>>>>

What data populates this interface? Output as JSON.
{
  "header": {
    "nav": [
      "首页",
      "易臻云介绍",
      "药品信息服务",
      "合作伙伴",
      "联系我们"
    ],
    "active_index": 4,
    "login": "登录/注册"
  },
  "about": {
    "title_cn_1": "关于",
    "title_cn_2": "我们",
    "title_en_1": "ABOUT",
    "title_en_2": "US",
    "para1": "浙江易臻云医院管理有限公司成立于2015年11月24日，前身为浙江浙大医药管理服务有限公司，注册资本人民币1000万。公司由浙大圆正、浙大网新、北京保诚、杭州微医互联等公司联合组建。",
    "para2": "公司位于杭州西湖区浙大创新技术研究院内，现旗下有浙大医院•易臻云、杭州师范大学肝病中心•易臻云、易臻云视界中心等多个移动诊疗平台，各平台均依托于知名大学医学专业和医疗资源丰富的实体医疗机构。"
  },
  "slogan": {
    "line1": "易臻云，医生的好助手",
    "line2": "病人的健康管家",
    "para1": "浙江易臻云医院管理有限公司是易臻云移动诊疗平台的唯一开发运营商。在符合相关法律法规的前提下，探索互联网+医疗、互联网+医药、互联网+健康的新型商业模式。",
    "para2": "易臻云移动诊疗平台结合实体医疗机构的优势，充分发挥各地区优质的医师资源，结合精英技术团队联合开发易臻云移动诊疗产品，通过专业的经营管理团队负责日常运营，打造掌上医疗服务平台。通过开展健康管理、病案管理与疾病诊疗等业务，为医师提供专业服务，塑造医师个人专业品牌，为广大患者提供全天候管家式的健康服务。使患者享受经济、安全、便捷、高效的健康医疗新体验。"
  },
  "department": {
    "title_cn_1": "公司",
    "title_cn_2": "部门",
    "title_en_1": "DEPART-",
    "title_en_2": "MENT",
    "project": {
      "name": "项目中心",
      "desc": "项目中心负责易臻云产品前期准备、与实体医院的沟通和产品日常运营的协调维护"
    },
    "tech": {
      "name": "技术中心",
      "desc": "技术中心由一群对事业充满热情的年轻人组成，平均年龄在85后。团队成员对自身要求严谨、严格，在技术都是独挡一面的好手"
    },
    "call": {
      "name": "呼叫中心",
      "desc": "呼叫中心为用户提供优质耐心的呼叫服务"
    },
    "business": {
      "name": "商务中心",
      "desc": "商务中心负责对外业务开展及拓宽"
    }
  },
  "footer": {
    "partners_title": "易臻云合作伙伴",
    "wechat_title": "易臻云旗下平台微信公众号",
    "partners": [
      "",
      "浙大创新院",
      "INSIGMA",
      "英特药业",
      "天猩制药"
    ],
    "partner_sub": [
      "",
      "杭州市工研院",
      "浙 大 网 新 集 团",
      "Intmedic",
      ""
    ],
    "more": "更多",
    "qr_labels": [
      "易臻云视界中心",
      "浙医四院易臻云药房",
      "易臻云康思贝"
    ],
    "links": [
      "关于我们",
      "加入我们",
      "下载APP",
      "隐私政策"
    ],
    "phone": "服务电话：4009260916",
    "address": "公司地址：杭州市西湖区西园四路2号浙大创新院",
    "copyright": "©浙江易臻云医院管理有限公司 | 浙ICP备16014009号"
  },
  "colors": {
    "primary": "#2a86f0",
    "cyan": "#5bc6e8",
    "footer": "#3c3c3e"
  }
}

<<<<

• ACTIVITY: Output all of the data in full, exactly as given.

• REPLY:
What data populates this interface? Output as JSON.
{
  "header": {
    "nav": [
      "首页",
      "易臻云介绍",
      "药品信息服务",
      "合作伙伴",
      "联系我们"
    ],
    "active_index": 4,
    "login": "登录/注册"
  },
  "about": {
    "title_cn_1": "关于",
    "title_cn_2": "我们",
    "title_en_1": "ABOUT",
    "title_en_2": "US",
    "para1": "浙江易臻云医院管理有限公司成立于2015年11月24日，前身为浙江浙大医药管理服务有限公司，注册资本人民币1000万。公司由浙大圆正、浙大网新、北京保诚、杭州微医互联等公司联合组建。",
    "para2": "公司位于杭州西湖区浙大创新技术研究院内，现旗下有浙大医院•易臻云、杭州师范大学肝病中心•易臻云、易臻云视界中心等多个移动诊疗平台，各平台均依托于知名大学医学专业和医疗资源丰富的实体医疗机构。"
  },
  "slogan": {
    "line1": "易臻云，医生的好助手",
    "line2": "病人的健康管家",
    "para1": "浙江易臻云医院管理有限公司是易臻云移动诊疗平台的唯一开发运营商。在符合相关法律法规的前提下，探索互联网+医疗、互联网+医药、互联网+健康的新型商业模式。",
    "para2": "易臻云移动诊疗平台结合实体医疗机构的优势，充分发挥各地区优质的医师资源，结合精英技术团队联合开发易臻云移动诊疗产品，通过专业的经营管理团队负责日常运营，打造掌上医疗服务平台。通过开展健康管理、病案管理与疾病诊疗等业务，为医师提供专业服务，塑造医师个人专业品牌，为广大患者提供全天候管家式的健康服务。使患者享受经济、安全、便捷、高效的健康医疗新体验。"
  },
  "department": {
    "title_cn_1": "公司",
    "title_cn_2": "部门",
    "title_en_1": "DEPART-",
    "title_en_2": "MENT",
    "project": {
      "name": "项目中心",
      "desc": "项目中心负责易臻云产品前期准备、与实体医院的沟通和产品日常运营的协调维护"
    },
    "tech": {
      "name": "技术中心",
      "desc": "技术中心由一群对事业充满热情的年轻人组成，平均年龄在85后。团队成员对自身要求严谨、严格，在技术都是独挡一面的好手"
    },
    "call": {
      "name": "呼叫中心",
      "desc": "呼叫中心为用户提供优质耐心的呼叫服务"
    },
    "business": {
      "name": "商务中心",
      "desc": "商务中心负责对外业务开展及拓宽"
    }
  },
  "footer": {
    "partners_title": "易臻云合作伙伴",
    "wechat_title": "易臻云旗下平台微信公众号",
    "partners": [
      "",
      "浙大创新院",
      "INSIGMA",
      "英特药业",
      "天猩制药"
    ],
    "partner_sub": [
      "",
      "杭州市工研院",
      "浙 大 网 新 集 团",
      "Intmedic",
      ""
    ],
    "more": "更多",
    "qr_labels": [
      "易臻云视界中心",
      "浙医四院易臻云药房",
      "易臻云康思贝"
    ],
    "links": [
      "关于我们",
      "加入我们",
      "下载APP",
      "隐私政策"
    ],
    "phone": "服务电话：4009260916",
    "address": "公司地址：杭州市西湖区西园四路2号浙大创新院",
    "copyright": "©浙江易臻云医院管理有限公司 | 浙ICP备16014009号"
  },
  "colors": {
    "primary": "#2a86f0",
    "cyan": "#5bc6e8",
    "footer": "#3c3c3e"
  }
}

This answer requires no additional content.